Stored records
···

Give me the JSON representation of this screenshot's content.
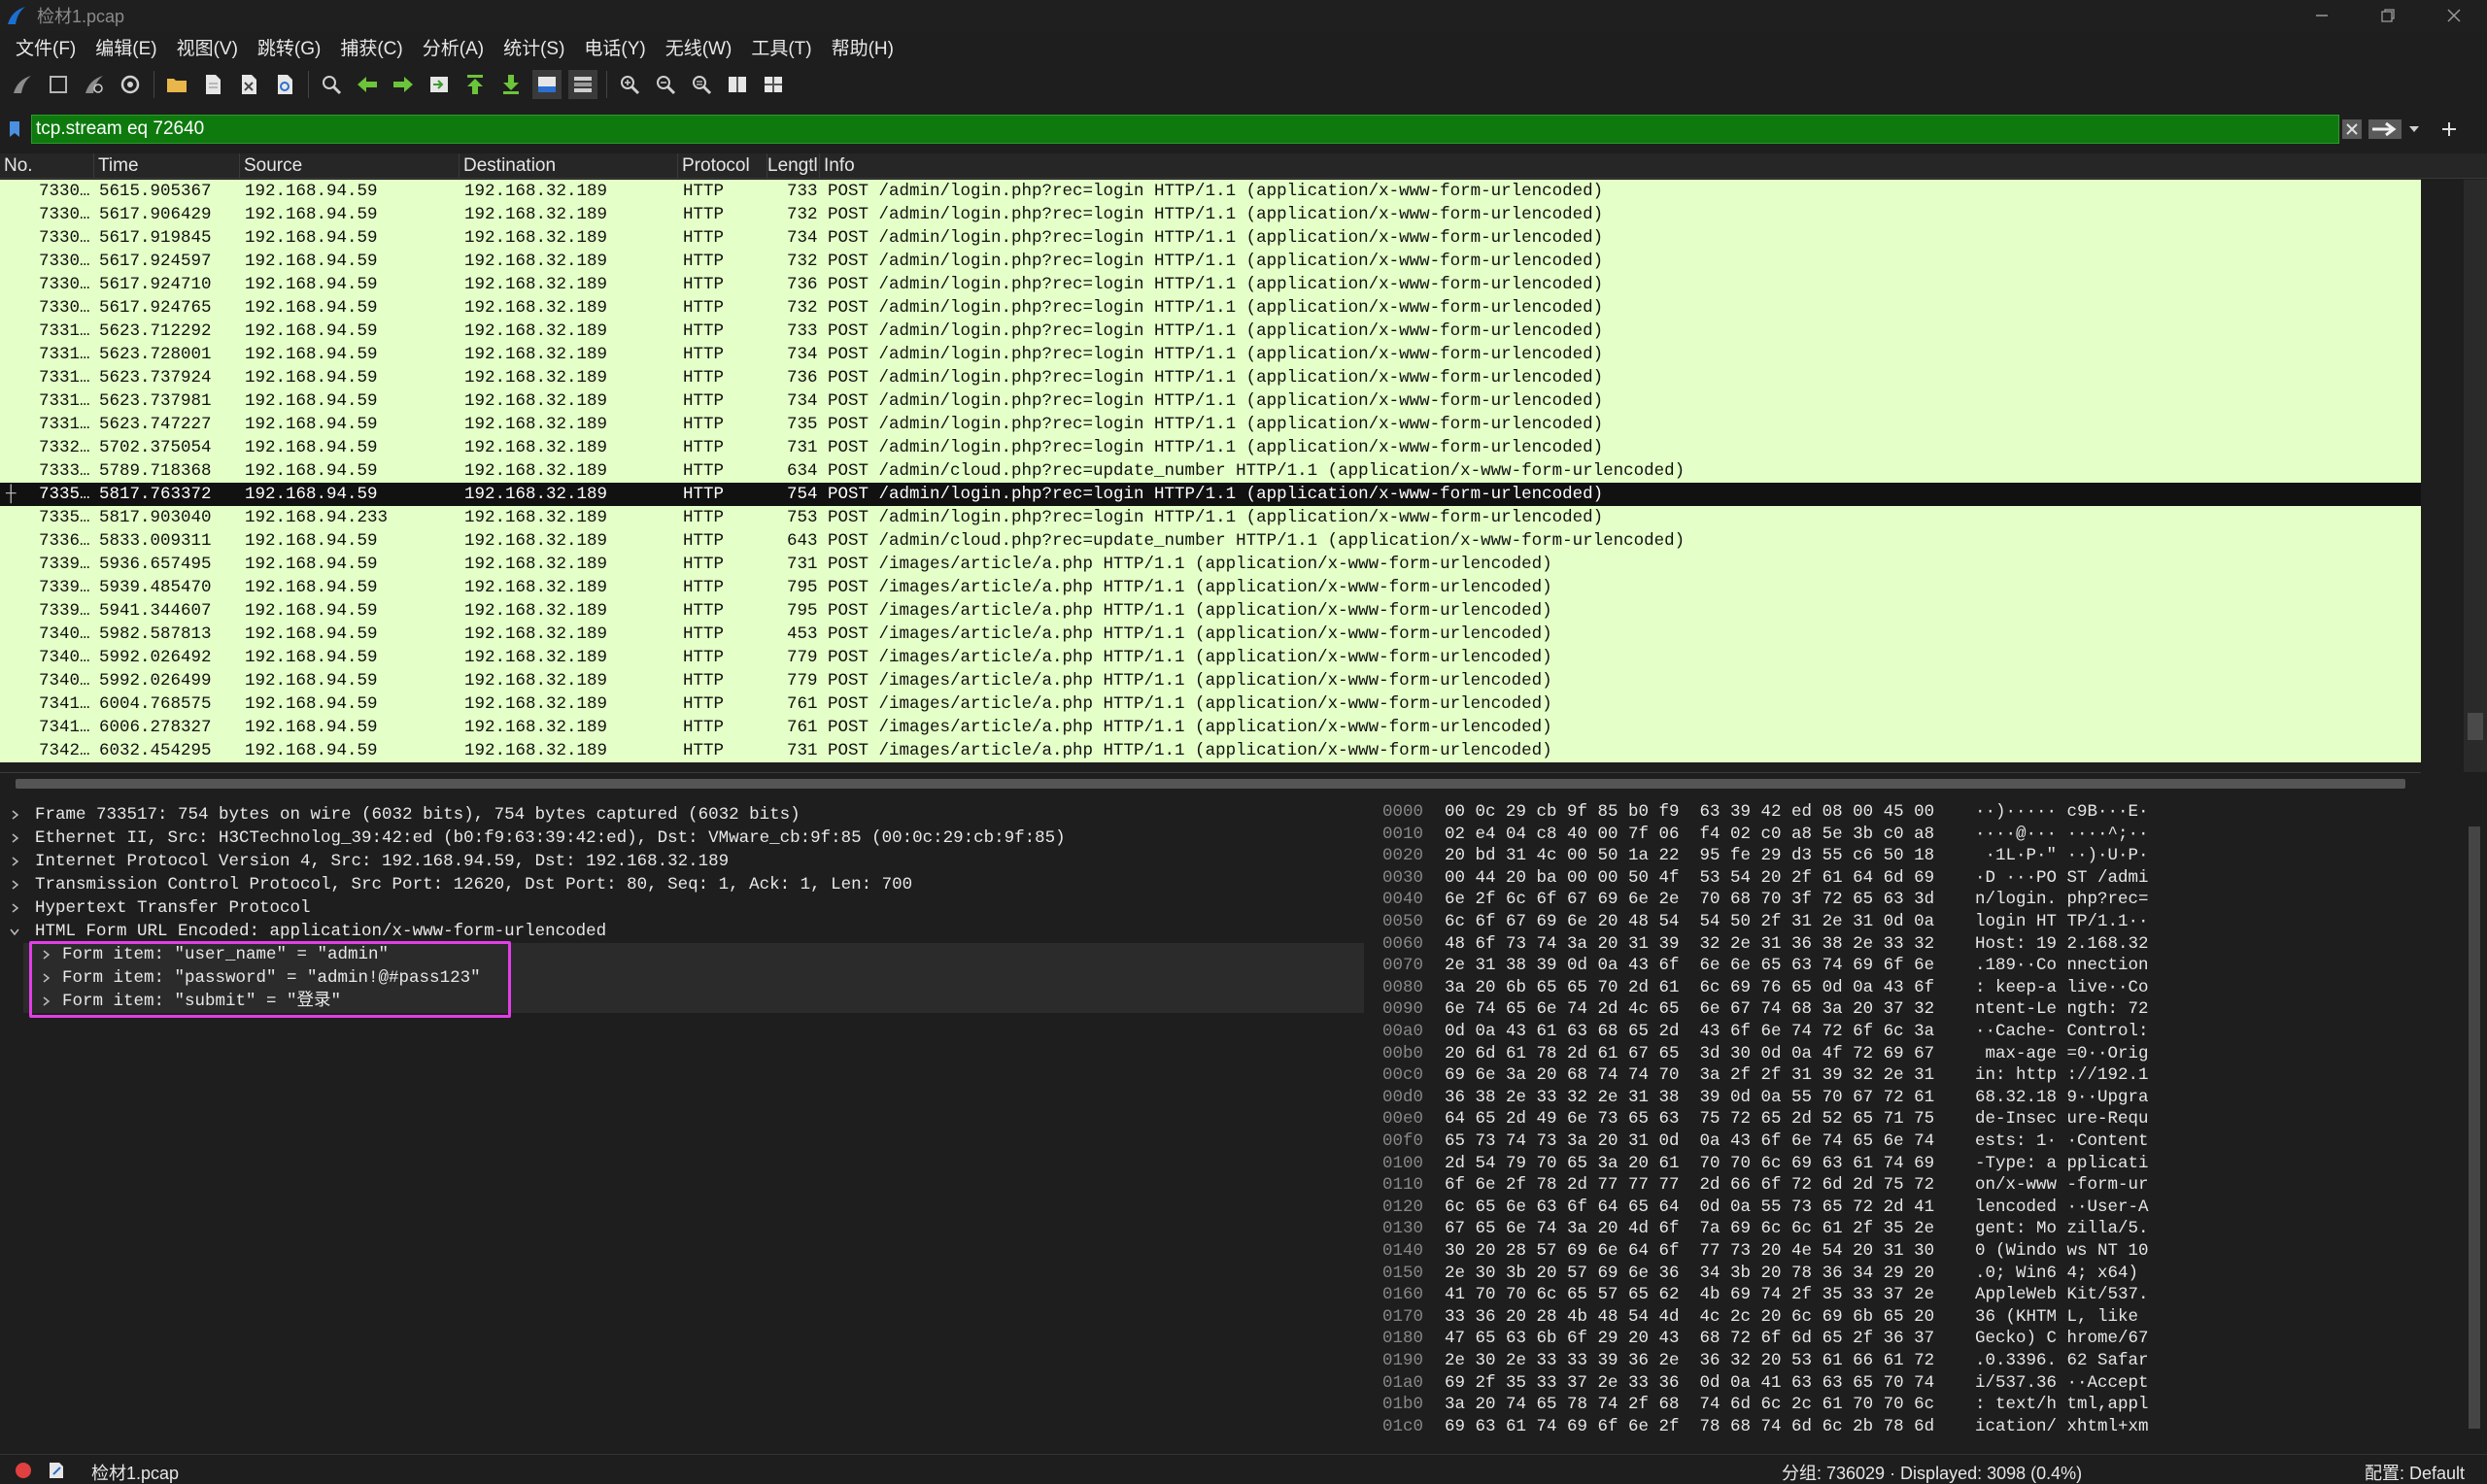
{
  "window": {
    "title": "检材1.pcap"
  },
  "menu": [
    "文件(F)",
    "编辑(E)",
    "视图(V)",
    "跳转(G)",
    "捕获(C)",
    "分析(A)",
    "统计(S)",
    "电话(Y)",
    "无线(W)",
    "工具(T)",
    "帮助(H)"
  ],
  "filter": {
    "value": "tcp.stream eq 72640"
  },
  "columns": [
    "No.",
    "Time",
    "Source",
    "Destination",
    "Protocol",
    "Lengtl",
    "Info"
  ],
  "packets": [
    {
      "no": "7330…",
      "time": "5615.905367",
      "src": "192.168.94.59",
      "dst": "192.168.32.189",
      "proto": "HTTP",
      "len": "733",
      "info": "POST /admin/login.php?rec=login HTTP/1.1  (application/x-www-form-urlencoded)"
    },
    {
      "no": "7330…",
      "time": "5617.906429",
      "src": "192.168.94.59",
      "dst": "192.168.32.189",
      "proto": "HTTP",
      "len": "732",
      "info": "POST /admin/login.php?rec=login HTTP/1.1  (application/x-www-form-urlencoded)"
    },
    {
      "no": "7330…",
      "time": "5617.919845",
      "src": "192.168.94.59",
      "dst": "192.168.32.189",
      "proto": "HTTP",
      "len": "734",
      "info": "POST /admin/login.php?rec=login HTTP/1.1  (application/x-www-form-urlencoded)"
    },
    {
      "no": "7330…",
      "time": "5617.924597",
      "src": "192.168.94.59",
      "dst": "192.168.32.189",
      "proto": "HTTP",
      "len": "732",
      "info": "POST /admin/login.php?rec=login HTTP/1.1  (application/x-www-form-urlencoded)"
    },
    {
      "no": "7330…",
      "time": "5617.924710",
      "src": "192.168.94.59",
      "dst": "192.168.32.189",
      "proto": "HTTP",
      "len": "736",
      "info": "POST /admin/login.php?rec=login HTTP/1.1  (application/x-www-form-urlencoded)"
    },
    {
      "no": "7330…",
      "time": "5617.924765",
      "src": "192.168.94.59",
      "dst": "192.168.32.189",
      "proto": "HTTP",
      "len": "732",
      "info": "POST /admin/login.php?rec=login HTTP/1.1  (application/x-www-form-urlencoded)"
    },
    {
      "no": "7331…",
      "time": "5623.712292",
      "src": "192.168.94.59",
      "dst": "192.168.32.189",
      "proto": "HTTP",
      "len": "733",
      "info": "POST /admin/login.php?rec=login HTTP/1.1  (application/x-www-form-urlencoded)"
    },
    {
      "no": "7331…",
      "time": "5623.728001",
      "src": "192.168.94.59",
      "dst": "192.168.32.189",
      "proto": "HTTP",
      "len": "734",
      "info": "POST /admin/login.php?rec=login HTTP/1.1  (application/x-www-form-urlencoded)"
    },
    {
      "no": "7331…",
      "time": "5623.737924",
      "src": "192.168.94.59",
      "dst": "192.168.32.189",
      "proto": "HTTP",
      "len": "736",
      "info": "POST /admin/login.php?rec=login HTTP/1.1  (application/x-www-form-urlencoded)"
    },
    {
      "no": "7331…",
      "time": "5623.737981",
      "src": "192.168.94.59",
      "dst": "192.168.32.189",
      "proto": "HTTP",
      "len": "734",
      "info": "POST /admin/login.php?rec=login HTTP/1.1  (application/x-www-form-urlencoded)"
    },
    {
      "no": "7331…",
      "time": "5623.747227",
      "src": "192.168.94.59",
      "dst": "192.168.32.189",
      "proto": "HTTP",
      "len": "735",
      "info": "POST /admin/login.php?rec=login HTTP/1.1  (application/x-www-form-urlencoded)"
    },
    {
      "no": "7332…",
      "time": "5702.375054",
      "src": "192.168.94.59",
      "dst": "192.168.32.189",
      "proto": "HTTP",
      "len": "731",
      "info": "POST /admin/login.php?rec=login HTTP/1.1  (application/x-www-form-urlencoded)"
    },
    {
      "no": "7333…",
      "time": "5789.718368",
      "src": "192.168.94.59",
      "dst": "192.168.32.189",
      "proto": "HTTP",
      "len": "634",
      "info": "POST /admin/cloud.php?rec=update_number HTTP/1.1  (application/x-www-form-urlencoded)"
    },
    {
      "no": "7335…",
      "time": "5817.763372",
      "src": "192.168.94.59",
      "dst": "192.168.32.189",
      "proto": "HTTP",
      "len": "754",
      "info": "POST /admin/login.php?rec=login HTTP/1.1  (application/x-www-form-urlencoded)",
      "selected": true
    },
    {
      "no": "7335…",
      "time": "5817.903040",
      "src": "192.168.94.233",
      "dst": "192.168.32.189",
      "proto": "HTTP",
      "len": "753",
      "info": "POST /admin/login.php?rec=login HTTP/1.1  (application/x-www-form-urlencoded)"
    },
    {
      "no": "7336…",
      "time": "5833.009311",
      "src": "192.168.94.59",
      "dst": "192.168.32.189",
      "proto": "HTTP",
      "len": "643",
      "info": "POST /admin/cloud.php?rec=update_number HTTP/1.1  (application/x-www-form-urlencoded)"
    },
    {
      "no": "7339…",
      "time": "5936.657495",
      "src": "192.168.94.59",
      "dst": "192.168.32.189",
      "proto": "HTTP",
      "len": "731",
      "info": "POST /images/article/a.php HTTP/1.1  (application/x-www-form-urlencoded)"
    },
    {
      "no": "7339…",
      "time": "5939.485470",
      "src": "192.168.94.59",
      "dst": "192.168.32.189",
      "proto": "HTTP",
      "len": "795",
      "info": "POST /images/article/a.php HTTP/1.1  (application/x-www-form-urlencoded)"
    },
    {
      "no": "7339…",
      "time": "5941.344607",
      "src": "192.168.94.59",
      "dst": "192.168.32.189",
      "proto": "HTTP",
      "len": "795",
      "info": "POST /images/article/a.php HTTP/1.1  (application/x-www-form-urlencoded)"
    },
    {
      "no": "7340…",
      "time": "5982.587813",
      "src": "192.168.94.59",
      "dst": "192.168.32.189",
      "proto": "HTTP",
      "len": "453",
      "info": "POST /images/article/a.php HTTP/1.1  (application/x-www-form-urlencoded)"
    },
    {
      "no": "7340…",
      "time": "5992.026492",
      "src": "192.168.94.59",
      "dst": "192.168.32.189",
      "proto": "HTTP",
      "len": "779",
      "info": "POST /images/article/a.php HTTP/1.1  (application/x-www-form-urlencoded)"
    },
    {
      "no": "7340…",
      "time": "5992.026499",
      "src": "192.168.94.59",
      "dst": "192.168.32.189",
      "proto": "HTTP",
      "len": "779",
      "info": "POST /images/article/a.php HTTP/1.1  (application/x-www-form-urlencoded)"
    },
    {
      "no": "7341…",
      "time": "6004.768575",
      "src": "192.168.94.59",
      "dst": "192.168.32.189",
      "proto": "HTTP",
      "len": "761",
      "info": "POST /images/article/a.php HTTP/1.1  (application/x-www-form-urlencoded)"
    },
    {
      "no": "7341…",
      "time": "6006.278327",
      "src": "192.168.94.59",
      "dst": "192.168.32.189",
      "proto": "HTTP",
      "len": "761",
      "info": "POST /images/article/a.php HTTP/1.1  (application/x-www-form-urlencoded)"
    },
    {
      "no": "7342…",
      "time": "6032.454295",
      "src": "192.168.94.59",
      "dst": "192.168.32.189",
      "proto": "HTTP",
      "len": "731",
      "info": "POST /images/article/a.php HTTP/1.1  (application/x-www-form-urlencoded)"
    }
  ],
  "details": [
    {
      "text": "Frame 733517: 754 bytes on wire (6032 bits), 754 bytes captured (6032 bits)",
      "expanded": false,
      "level": 0
    },
    {
      "text": "Ethernet II, Src: H3CTechnolog_39:42:ed (b0:f9:63:39:42:ed), Dst: VMware_cb:9f:85 (00:0c:29:cb:9f:85)",
      "expanded": false,
      "level": 0
    },
    {
      "text": "Internet Protocol Version 4, Src: 192.168.94.59, Dst: 192.168.32.189",
      "expanded": false,
      "level": 0
    },
    {
      "text": "Transmission Control Protocol, Src Port: 12620, Dst Port: 80, Seq: 1, Ack: 1, Len: 700",
      "expanded": false,
      "level": 0
    },
    {
      "text": "Hypertext Transfer Protocol",
      "expanded": false,
      "level": 0
    },
    {
      "text": "HTML Form URL Encoded: application/x-www-form-urlencoded",
      "expanded": true,
      "level": 0
    },
    {
      "text": "Form item: \"user_name\" = \"admin\"",
      "expanded": false,
      "level": 1
    },
    {
      "text": "Form item: \"password\" = \"admin!@#pass123\"",
      "expanded": false,
      "level": 1
    },
    {
      "text": "Form item: \"submit\" = \"登录\"",
      "expanded": false,
      "level": 1
    }
  ],
  "hex": [
    {
      "off": "0000",
      "hex": "00 0c 29 cb 9f 85 b0 f9  63 39 42 ed 08 00 45 00",
      "ascii": "··)····· c9B···E·"
    },
    {
      "off": "0010",
      "hex": "02 e4 04 c8 40 00 7f 06  f4 02 c0 a8 5e 3b c0 a8",
      "ascii": "····@··· ····^;··"
    },
    {
      "off": "0020",
      "hex": "20 bd 31 4c 00 50 1a 22  95 fe 29 d3 55 c6 50 18",
      "ascii": " ·1L·P·\" ··)·U·P·"
    },
    {
      "off": "0030",
      "hex": "00 44 20 ba 00 00 50 4f  53 54 20 2f 61 64 6d 69",
      "ascii": "·D ···PO ST /admi"
    },
    {
      "off": "0040",
      "hex": "6e 2f 6c 6f 67 69 6e 2e  70 68 70 3f 72 65 63 3d",
      "ascii": "n/login. php?rec="
    },
    {
      "off": "0050",
      "hex": "6c 6f 67 69 6e 20 48 54  54 50 2f 31 2e 31 0d 0a",
      "ascii": "login HT TP/1.1··"
    },
    {
      "off": "0060",
      "hex": "48 6f 73 74 3a 20 31 39  32 2e 31 36 38 2e 33 32",
      "ascii": "Host: 19 2.168.32"
    },
    {
      "off": "0070",
      "hex": "2e 31 38 39 0d 0a 43 6f  6e 6e 65 63 74 69 6f 6e",
      "ascii": ".189··Co nnection"
    },
    {
      "off": "0080",
      "hex": "3a 20 6b 65 65 70 2d 61  6c 69 76 65 0d 0a 43 6f",
      "ascii": ": keep-a live··Co"
    },
    {
      "off": "0090",
      "hex": "6e 74 65 6e 74 2d 4c 65  6e 67 74 68 3a 20 37 32",
      "ascii": "ntent-Le ngth: 72"
    },
    {
      "off": "00a0",
      "hex": "0d 0a 43 61 63 68 65 2d  43 6f 6e 74 72 6f 6c 3a",
      "ascii": "··Cache- Control:"
    },
    {
      "off": "00b0",
      "hex": "20 6d 61 78 2d 61 67 65  3d 30 0d 0a 4f 72 69 67",
      "ascii": " max-age =0··Orig"
    },
    {
      "off": "00c0",
      "hex": "69 6e 3a 20 68 74 74 70  3a 2f 2f 31 39 32 2e 31",
      "ascii": "in: http ://192.1"
    },
    {
      "off": "00d0",
      "hex": "36 38 2e 33 32 2e 31 38  39 0d 0a 55 70 67 72 61",
      "ascii": "68.32.18 9··Upgra"
    },
    {
      "off": "00e0",
      "hex": "64 65 2d 49 6e 73 65 63  75 72 65 2d 52 65 71 75",
      "ascii": "de-Insec ure-Requ"
    },
    {
      "off": "00f0",
      "hex": "65 73 74 73 3a 20 31 0d  0a 43 6f 6e 74 65 6e 74",
      "ascii": "ests: 1· ·Content"
    },
    {
      "off": "0100",
      "hex": "2d 54 79 70 65 3a 20 61  70 70 6c 69 63 61 74 69",
      "ascii": "-Type: a pplicati"
    },
    {
      "off": "0110",
      "hex": "6f 6e 2f 78 2d 77 77 77  2d 66 6f 72 6d 2d 75 72",
      "ascii": "on/x-www -form-ur"
    },
    {
      "off": "0120",
      "hex": "6c 65 6e 63 6f 64 65 64  0d 0a 55 73 65 72 2d 41",
      "ascii": "lencoded ··User-A"
    },
    {
      "off": "0130",
      "hex": "67 65 6e 74 3a 20 4d 6f  7a 69 6c 6c 61 2f 35 2e",
      "ascii": "gent: Mo zilla/5."
    },
    {
      "off": "0140",
      "hex": "30 20 28 57 69 6e 64 6f  77 73 20 4e 54 20 31 30",
      "ascii": "0 (Windo ws NT 10"
    },
    {
      "off": "0150",
      "hex": "2e 30 3b 20 57 69 6e 36  34 3b 20 78 36 34 29 20",
      "ascii": ".0; Win6 4; x64) "
    },
    {
      "off": "0160",
      "hex": "41 70 70 6c 65 57 65 62  4b 69 74 2f 35 33 37 2e",
      "ascii": "AppleWeb Kit/537."
    },
    {
      "off": "0170",
      "hex": "33 36 20 28 4b 48 54 4d  4c 2c 20 6c 69 6b 65 20",
      "ascii": "36 (KHTM L, like "
    },
    {
      "off": "0180",
      "hex": "47 65 63 6b 6f 29 20 43  68 72 6f 6d 65 2f 36 37",
      "ascii": "Gecko) C hrome/67"
    },
    {
      "off": "0190",
      "hex": "2e 30 2e 33 33 39 36 2e  36 32 20 53 61 66 61 72",
      "ascii": ".0.3396. 62 Safar"
    },
    {
      "off": "01a0",
      "hex": "69 2f 35 33 37 2e 33 36  0d 0a 41 63 63 65 70 74",
      "ascii": "i/537.36 ··Accept"
    },
    {
      "off": "01b0",
      "hex": "3a 20 74 65 78 74 2f 68  74 6d 6c 2c 61 70 70 6c",
      "ascii": ": text/h tml,appl"
    },
    {
      "off": "01c0",
      "hex": "69 63 61 74 69 6f 6e 2f  78 68 74 6d 6c 2b 78 6d",
      "ascii": "ication/ xhtml+xm"
    }
  ],
  "status": {
    "file": "检材1.pcap",
    "packets": "分组: 736029 · Displayed: 3098 (0.4%)",
    "profile": "配置: Default"
  },
  "colors": {
    "row_bg": "#e4ffc7",
    "selected_row_bg": "#111111",
    "filter_bg": "#0e7a0e",
    "highlight_box": "#e23ee6"
  }
}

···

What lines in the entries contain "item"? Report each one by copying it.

      "text": "Form item: \"user_name\" = \"admin\"",
      "text": "Form item: \"password\" = \"admin!@#pass123\"",
      "text": "Form item: \"submit\" = \"登录\"",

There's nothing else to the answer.